“I’m negotiating with the airport. They want five grand. I told them $3,500.”
It was around 10 p.m. on a Friday night after the final day of the Creative Machines event here in St. Petersburg, FL.
About twenty of us were gathered in my favorite local bar, The Scott, in the lobby of a quaint hotel downtown when it all started.
Sam Woods was talking with Angie Colee and a few others when the subject of skydiving came up.
Some had done it, others “always wanted to,” and Sam decided they should go do it right now.
“You mean TONIGHT!?”
“Yes, tonight,” said Sam. “What could be cooler than skydiving at night?”
“I’m in!” exclaimed Ross O’Lochlainn, followed by a chorus of others, followed by Angie who said reluctantly, “I’m scared… but screw it, I’m in.”
Within minutes Sam was on the phone with a local skydiving company making the request.
“Yes, tonight. Just tell me your price,” said Sam to the dumbfounded, and, I’m guessing, somewhat inebriated, instructor.
He held the phone away from his ear and announced, “Five hundred a piece… It’s normally two fifty. Yes?”
After counting the “yeses,” Sam said into his cell, “Sounds good. There’s four of us.”
Despite some goading, I was not one of the four.
Years ago, sure… But a traumatizing bungee jumping experience changed me.
Back in my road days, I had the bright idea to kill a Saturday at the comedy condo by bungee jumping and talked the other comic, Joe, into doing it with me.
I can’t remember the town, but I’ll never forget the cracked-pavement parking lot where the crane was set up with a hand-drawn sign that said, “Bungee Jump!” and an arrow pointing towards the crane.
These days, flinging people from a mechanical scaffolding is quite common – especially in the south.
You can’t walk down 40 feet in Orlando without seeing a terrorized teenager from Ohio swinging wildly from a rubber band while their yahoo parents video from the ground.
Somehow this is legal and, not only considered safe, but a must-have memory for pasty visitors to “the sunshine state.”
“Up next, kids, machine guns!”
The parking lot crane back then, I’m sure, was not legal, and most likely rented from a place with a name like “Get-R-Done Heavy Equipment.”
Joe and I gleefully signed the waiver and handed over our $20 to the crane guy who looked like an out-of-work carnie with less teeth, while his partner, Beavis, strapped us into the harnesses.

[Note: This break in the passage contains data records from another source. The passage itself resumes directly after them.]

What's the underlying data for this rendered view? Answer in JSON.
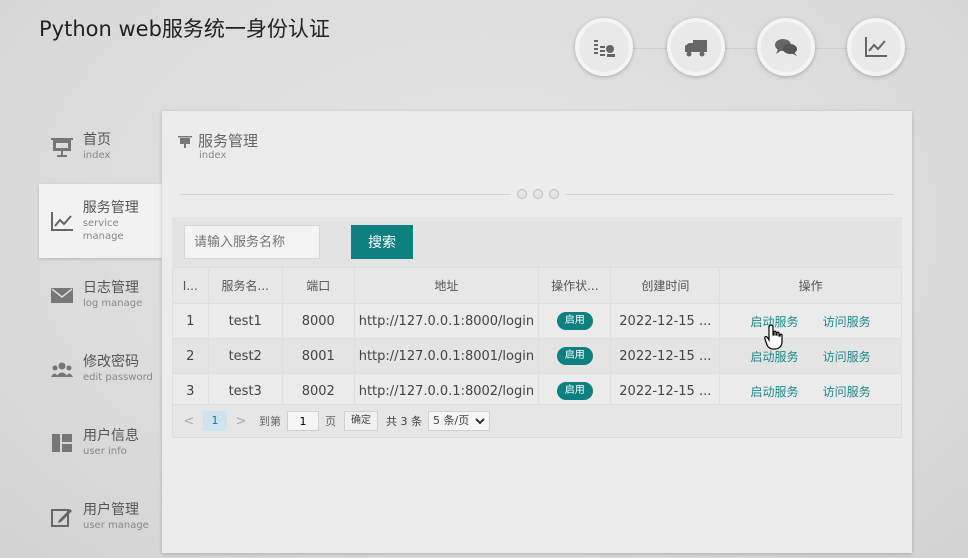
{
  "app": {
    "title": "Python web服务统一身份认证"
  },
  "top_icons": [
    "coins-icon",
    "truck-icon",
    "chat-icon",
    "line-chart-icon"
  ],
  "sidebar": {
    "items": [
      {
        "cn": "首页",
        "en": "index",
        "icon": "presentation-icon"
      },
      {
        "cn": "服务管理",
        "en": "service manage",
        "icon": "line-chart-icon"
      },
      {
        "cn": "日志管理",
        "en": "log manage",
        "icon": "envelope-icon"
      },
      {
        "cn": "修改密码",
        "en": "edit password",
        "icon": "users-icon"
      },
      {
        "cn": "用户信息",
        "en": "user info",
        "icon": "layout-icon"
      },
      {
        "cn": "用户管理",
        "en": "user manage",
        "icon": "edit-icon"
      }
    ]
  },
  "panel": {
    "title": "服务管理",
    "subtitle": "index"
  },
  "search": {
    "placeholder": "请输入服务名称",
    "button": "搜索"
  },
  "table": {
    "headers": [
      "I...",
      "服务名...",
      "端口",
      "地址",
      "操作状...",
      "创建时间",
      "操作"
    ],
    "rows": [
      {
        "id": "1",
        "name": "test1",
        "port": "8000",
        "url": "http://127.0.0.1:8000/login",
        "status": "启用",
        "created": "2022-12-15 ...",
        "op1": "启动服务",
        "op2": "访问服务"
      },
      {
        "id": "2",
        "name": "test2",
        "port": "8001",
        "url": "http://127.0.0.1:8001/login",
        "status": "启用",
        "created": "2022-12-15 ...",
        "op1": "启动服务",
        "op2": "访问服务"
      },
      {
        "id": "3",
        "name": "test3",
        "port": "8002",
        "url": "http://127.0.0.1:8002/login",
        "status": "启用",
        "created": "2022-12-15 ...",
        "op1": "启动服务",
        "op2": "访问服务"
      }
    ]
  },
  "pager": {
    "prev": "<",
    "current": "1",
    "next": ">",
    "goto_label": "到第",
    "goto_value": "1",
    "page_label": "页",
    "confirm": "确定",
    "total": "共 3 条",
    "page_size": "5 条/页"
  },
  "colors": {
    "accent": "#0e8080",
    "link": "#1a8a8a"
  }
}
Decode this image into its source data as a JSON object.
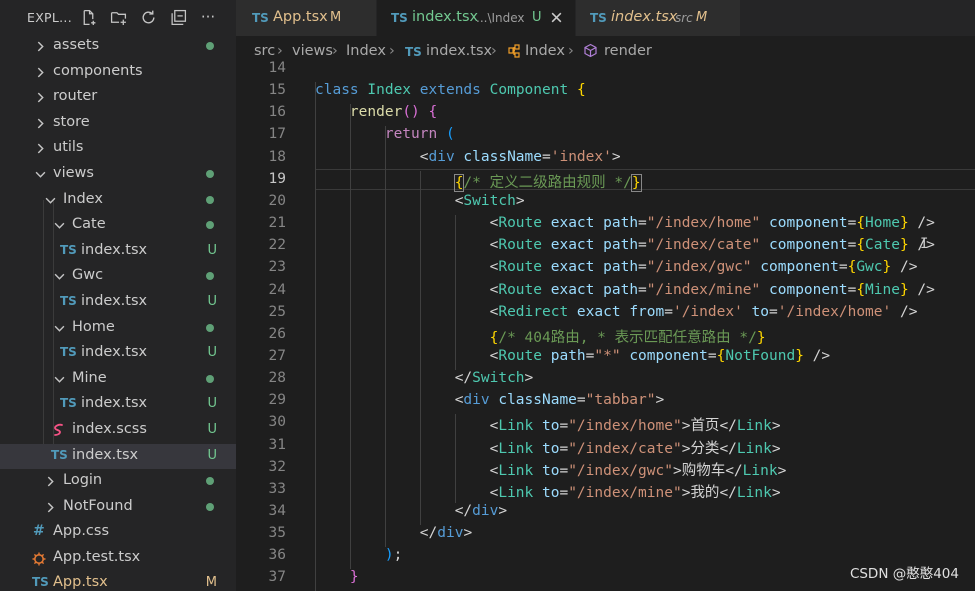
{
  "sidebar": {
    "title": "EXPL...",
    "actions": [
      "new-file-icon",
      "new-folder-icon",
      "refresh-icon",
      "collapse-all-icon",
      "more-icon"
    ],
    "more_label": "···",
    "items": [
      {
        "label": "assets",
        "type": "folder",
        "state": "collapsed",
        "git": "dot"
      },
      {
        "label": "components",
        "type": "folder",
        "state": "collapsed",
        "git": ""
      },
      {
        "label": "router",
        "type": "folder",
        "state": "collapsed",
        "git": ""
      },
      {
        "label": "store",
        "type": "folder",
        "state": "collapsed",
        "git": ""
      },
      {
        "label": "utils",
        "type": "folder",
        "state": "collapsed",
        "git": ""
      },
      {
        "label": "views",
        "type": "folder",
        "state": "expanded",
        "git": "dot"
      },
      {
        "label": "Index",
        "type": "folder",
        "state": "expanded",
        "git": "dot"
      },
      {
        "label": "Cate",
        "type": "folder",
        "state": "expanded",
        "git": "dot"
      },
      {
        "label": "index.tsx",
        "type": "ts",
        "git": "U"
      },
      {
        "label": "Gwc",
        "type": "folder",
        "state": "expanded",
        "git": "dot"
      },
      {
        "label": "index.tsx",
        "type": "ts",
        "git": "U"
      },
      {
        "label": "Home",
        "type": "folder",
        "state": "expanded",
        "git": "dot"
      },
      {
        "label": "index.tsx",
        "type": "ts",
        "git": "U"
      },
      {
        "label": "Mine",
        "type": "folder",
        "state": "expanded",
        "git": "dot"
      },
      {
        "label": "index.tsx",
        "type": "ts",
        "git": "U"
      },
      {
        "label": "index.scss",
        "type": "scss",
        "git": "U"
      },
      {
        "label": "index.tsx",
        "type": "ts",
        "git": "U",
        "selected": true
      },
      {
        "label": "Login",
        "type": "folder",
        "state": "collapsed",
        "git": "dot"
      },
      {
        "label": "NotFound",
        "type": "folder",
        "state": "collapsed",
        "git": "dot"
      },
      {
        "label": "App.css",
        "type": "css",
        "git": ""
      },
      {
        "label": "App.test.tsx",
        "type": "test",
        "git": ""
      },
      {
        "label": "App.tsx",
        "type": "ts",
        "git": "M"
      }
    ]
  },
  "tabs": [
    {
      "icon": "TS",
      "name": "App.tsx",
      "desc": "",
      "status": "M",
      "active": false
    },
    {
      "icon": "TS",
      "name": "index.tsx",
      "desc": "...\\Index",
      "status": "U",
      "active": true
    },
    {
      "icon": "TS",
      "name": "index.tsx",
      "desc": "src",
      "status": "M",
      "active": false
    }
  ],
  "breadcrumb": [
    "src",
    "views",
    "Index",
    "index.tsx",
    "Index",
    "render"
  ],
  "ts_label": "TS",
  "editor": {
    "current_line": 19,
    "lines": [
      {
        "n": 14,
        "tokens": []
      },
      {
        "n": 15,
        "tokens": [
          [
            "k",
            "class "
          ],
          [
            "c",
            "Index "
          ],
          [
            "k",
            "extends "
          ],
          [
            "c",
            "Component "
          ],
          [
            "b1",
            "{"
          ]
        ]
      },
      {
        "n": 16,
        "tokens": [
          [
            "p",
            "    "
          ],
          [
            "f",
            "render"
          ],
          [
            "b2",
            "()"
          ],
          [
            "p",
            " "
          ],
          [
            "b2",
            "{"
          ]
        ]
      },
      {
        "n": 17,
        "tokens": [
          [
            "p",
            "        "
          ],
          [
            "kc",
            "return "
          ],
          [
            "b3",
            "("
          ]
        ]
      },
      {
        "n": 18,
        "tokens": [
          [
            "p",
            "            "
          ],
          [
            "p",
            "<"
          ],
          [
            "t",
            "div "
          ],
          [
            "a",
            "className"
          ],
          [
            "p",
            "="
          ],
          [
            "s",
            "'index'"
          ],
          [
            "p",
            ">"
          ]
        ]
      },
      {
        "n": 19,
        "tokens": [
          [
            "p",
            "                "
          ],
          [
            "b1",
            "{"
          ],
          [
            "cm",
            "/* 定义二级路由规则 */"
          ],
          [
            "b1",
            "}"
          ]
        ]
      },
      {
        "n": 20,
        "tokens": [
          [
            "p",
            "                "
          ],
          [
            "p",
            "<"
          ],
          [
            "tg",
            "Switch"
          ],
          [
            "p",
            ">"
          ]
        ]
      },
      {
        "n": 21,
        "tokens": [
          [
            "p",
            "                    "
          ],
          [
            "p",
            "<"
          ],
          [
            "tg",
            "Route "
          ],
          [
            "a",
            "exact "
          ],
          [
            "a",
            "path"
          ],
          [
            "p",
            "="
          ],
          [
            "s",
            "\"/index/home\" "
          ],
          [
            "a",
            "component"
          ],
          [
            "p",
            "="
          ],
          [
            "b1",
            "{"
          ],
          [
            "c",
            "Home"
          ],
          [
            "b1",
            "}"
          ],
          [
            "p",
            " />"
          ]
        ]
      },
      {
        "n": 22,
        "tokens": [
          [
            "p",
            "                    "
          ],
          [
            "p",
            "<"
          ],
          [
            "tg",
            "Route "
          ],
          [
            "a",
            "exact "
          ],
          [
            "a",
            "path"
          ],
          [
            "p",
            "="
          ],
          [
            "s",
            "\"/index/cate\" "
          ],
          [
            "a",
            "component"
          ],
          [
            "p",
            "="
          ],
          [
            "b1",
            "{"
          ],
          [
            "c",
            "Cate"
          ],
          [
            "b1",
            "}"
          ],
          [
            "p",
            " />"
          ]
        ]
      },
      {
        "n": 23,
        "tokens": [
          [
            "p",
            "                    "
          ],
          [
            "p",
            "<"
          ],
          [
            "tg",
            "Route "
          ],
          [
            "a",
            "exact "
          ],
          [
            "a",
            "path"
          ],
          [
            "p",
            "="
          ],
          [
            "s",
            "\"/index/gwc\" "
          ],
          [
            "a",
            "component"
          ],
          [
            "p",
            "="
          ],
          [
            "b1",
            "{"
          ],
          [
            "c",
            "Gwc"
          ],
          [
            "b1",
            "}"
          ],
          [
            "p",
            " />"
          ]
        ]
      },
      {
        "n": 24,
        "tokens": [
          [
            "p",
            "                    "
          ],
          [
            "p",
            "<"
          ],
          [
            "tg",
            "Route "
          ],
          [
            "a",
            "exact "
          ],
          [
            "a",
            "path"
          ],
          [
            "p",
            "="
          ],
          [
            "s",
            "\"/index/mine\" "
          ],
          [
            "a",
            "component"
          ],
          [
            "p",
            "="
          ],
          [
            "b1",
            "{"
          ],
          [
            "c",
            "Mine"
          ],
          [
            "b1",
            "}"
          ],
          [
            "p",
            " />"
          ]
        ]
      },
      {
        "n": 25,
        "tokens": [
          [
            "p",
            "                    "
          ],
          [
            "p",
            "<"
          ],
          [
            "tg",
            "Redirect "
          ],
          [
            "a",
            "exact "
          ],
          [
            "a",
            "from"
          ],
          [
            "p",
            "="
          ],
          [
            "s",
            "'/index' "
          ],
          [
            "a",
            "to"
          ],
          [
            "p",
            "="
          ],
          [
            "s",
            "'/index/home' "
          ],
          [
            "p",
            "/>"
          ]
        ]
      },
      {
        "n": 26,
        "tokens": [
          [
            "p",
            "                    "
          ],
          [
            "b1",
            "{"
          ],
          [
            "cm",
            "/* 404路由, * 表示匹配任意路由 */"
          ],
          [
            "b1",
            "}"
          ]
        ]
      },
      {
        "n": 27,
        "tokens": [
          [
            "p",
            "                    "
          ],
          [
            "p",
            "<"
          ],
          [
            "tg",
            "Route "
          ],
          [
            "a",
            "path"
          ],
          [
            "p",
            "="
          ],
          [
            "s",
            "\"*\" "
          ],
          [
            "a",
            "component"
          ],
          [
            "p",
            "="
          ],
          [
            "b1",
            "{"
          ],
          [
            "c",
            "NotFound"
          ],
          [
            "b1",
            "}"
          ],
          [
            "p",
            " />"
          ]
        ]
      },
      {
        "n": 28,
        "tokens": [
          [
            "p",
            "                "
          ],
          [
            "p",
            "</"
          ],
          [
            "tg",
            "Switch"
          ],
          [
            "p",
            ">"
          ]
        ]
      },
      {
        "n": 29,
        "tokens": [
          [
            "p",
            "                "
          ],
          [
            "p",
            "<"
          ],
          [
            "t",
            "div "
          ],
          [
            "a",
            "className"
          ],
          [
            "p",
            "="
          ],
          [
            "s",
            "\"tabbar\""
          ],
          [
            "p",
            ">"
          ]
        ]
      },
      {
        "n": 30,
        "tokens": [
          [
            "p",
            "                    "
          ],
          [
            "p",
            "<"
          ],
          [
            "tg",
            "Link "
          ],
          [
            "a",
            "to"
          ],
          [
            "p",
            "="
          ],
          [
            "s",
            "\"/index/home\""
          ],
          [
            "p",
            ">"
          ],
          [
            "tx",
            "首页"
          ],
          [
            "p",
            "</"
          ],
          [
            "tg",
            "Link"
          ],
          [
            "p",
            ">"
          ]
        ]
      },
      {
        "n": 31,
        "tokens": [
          [
            "p",
            "                    "
          ],
          [
            "p",
            "<"
          ],
          [
            "tg",
            "Link "
          ],
          [
            "a",
            "to"
          ],
          [
            "p",
            "="
          ],
          [
            "s",
            "\"/index/cate\""
          ],
          [
            "p",
            ">"
          ],
          [
            "tx",
            "分类"
          ],
          [
            "p",
            "</"
          ],
          [
            "tg",
            "Link"
          ],
          [
            "p",
            ">"
          ]
        ]
      },
      {
        "n": 32,
        "tokens": [
          [
            "p",
            "                    "
          ],
          [
            "p",
            "<"
          ],
          [
            "tg",
            "Link "
          ],
          [
            "a",
            "to"
          ],
          [
            "p",
            "="
          ],
          [
            "s",
            "\"/index/gwc\""
          ],
          [
            "p",
            ">"
          ],
          [
            "tx",
            "购物车"
          ],
          [
            "p",
            "</"
          ],
          [
            "tg",
            "Link"
          ],
          [
            "p",
            ">"
          ]
        ]
      },
      {
        "n": 33,
        "tokens": [
          [
            "p",
            "                    "
          ],
          [
            "p",
            "<"
          ],
          [
            "tg",
            "Link "
          ],
          [
            "a",
            "to"
          ],
          [
            "p",
            "="
          ],
          [
            "s",
            "\"/index/mine\""
          ],
          [
            "p",
            ">"
          ],
          [
            "tx",
            "我的"
          ],
          [
            "p",
            "</"
          ],
          [
            "tg",
            "Link"
          ],
          [
            "p",
            ">"
          ]
        ]
      },
      {
        "n": 34,
        "tokens": [
          [
            "p",
            "                "
          ],
          [
            "p",
            "</"
          ],
          [
            "t",
            "div"
          ],
          [
            "p",
            ">"
          ]
        ]
      },
      {
        "n": 35,
        "tokens": [
          [
            "p",
            "            "
          ],
          [
            "p",
            "</"
          ],
          [
            "t",
            "div"
          ],
          [
            "p",
            ">"
          ]
        ]
      },
      {
        "n": 36,
        "tokens": [
          [
            "p",
            "        "
          ],
          [
            "b3",
            ")"
          ],
          [
            "p",
            ";"
          ]
        ]
      },
      {
        "n": 37,
        "tokens": [
          [
            "p",
            "    "
          ],
          [
            "b2",
            "}"
          ]
        ]
      }
    ]
  },
  "watermark": "CSDN @憨憨404",
  "colors": {
    "sidebar_bg": "#252526",
    "editor_bg": "#1e1e1e",
    "git_untracked": "#73c991",
    "git_modified": "#e2c08d",
    "ts_icon": "#519aba"
  }
}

“Whoss firssst?” asked the carnie, whistling through a jack-o-lantern smile.
“I’ll go,” said Joe, looking to impress his girlfriend, who was traveling with him, and standing next to me on the ratty asphalt with a concerned look.
We blocked the sun with a hand to our foreheads and watched Joe ascend bravely into the air until he appeared as a tiny shadow figure, receiving instructions from Outlaw Johnny, the toothless thrill conductor.
Joe held his arms above his head like a swim team diver and leapt headfirst, the coiled rubber rope unfurling behind him.
The first bounce was perfect. Or, at least, as perfect as being jerked skyward by a stringy cord can be.
Then we saw it.
The shape of what appeared to be… liquid, flying from Joe’s head.
“What is THAT?” said Joe’s girl, clasping her hands over her mouth in shock.
“Did he… puke?” I stammered, grasping for logic.
Just then, as Joe made his second of several awkward bounces, the mystery liquid splashed down in drops at our feet.
“Oh shit, blood,” I announced, and began pulling desperately at my harness to loosen it from my waist.
“BABY!” screamed Joe’s girlfriend, “Are you okay? Can you hear me?”
Joe was now dangling a few feet from the ground, blood smeared across his face and soaked in his long, orange hair like a strange salon coloring gone wrong.
“I’m fine,” Joe replied, looking shaken, but otherwise unharmed.
“Get this fucking thing off me!” I yelled to Beavis, who was standing motionless, staring at the horrific scene with a look of indecision over whether to help or run.
We jumped into my Oldsmobile and rushed to the hospital where, two hours later, the doctor shrugged and said, “There’s no sign of impact. Best I can guess is he popped a blood vessel.”
The running theory was that because Joe’s a ginger, and redheads have thinner skin, plus the fact that he’d been chomping NoDoz pills to help him stay awake on long drives (common practice for truck drivers – and road comics)…
… jumping from a crane and being yanked back at 50mph was the perfect storm of bad decisions that led to him squirting blood onto a random slab of concrete on a Saturday afternoon.
(We did two shows that night, with loads of fresh material from the adventure.)
So, to say I wasn’t “in” for Sam’s spontaneous midnight skydiving plan, is an understatement.
The fact that he negotiated his scheme all the way to the local airport, thwarted only by their hefty price for “looking the other way,” is both impressive and concerning.
We settled for a karaoke bar where we sang and laughed our heads off past midnight.
These are the moments that make leaving home worth all the effort.
You can’t make these stories up.
You’ve got to be there.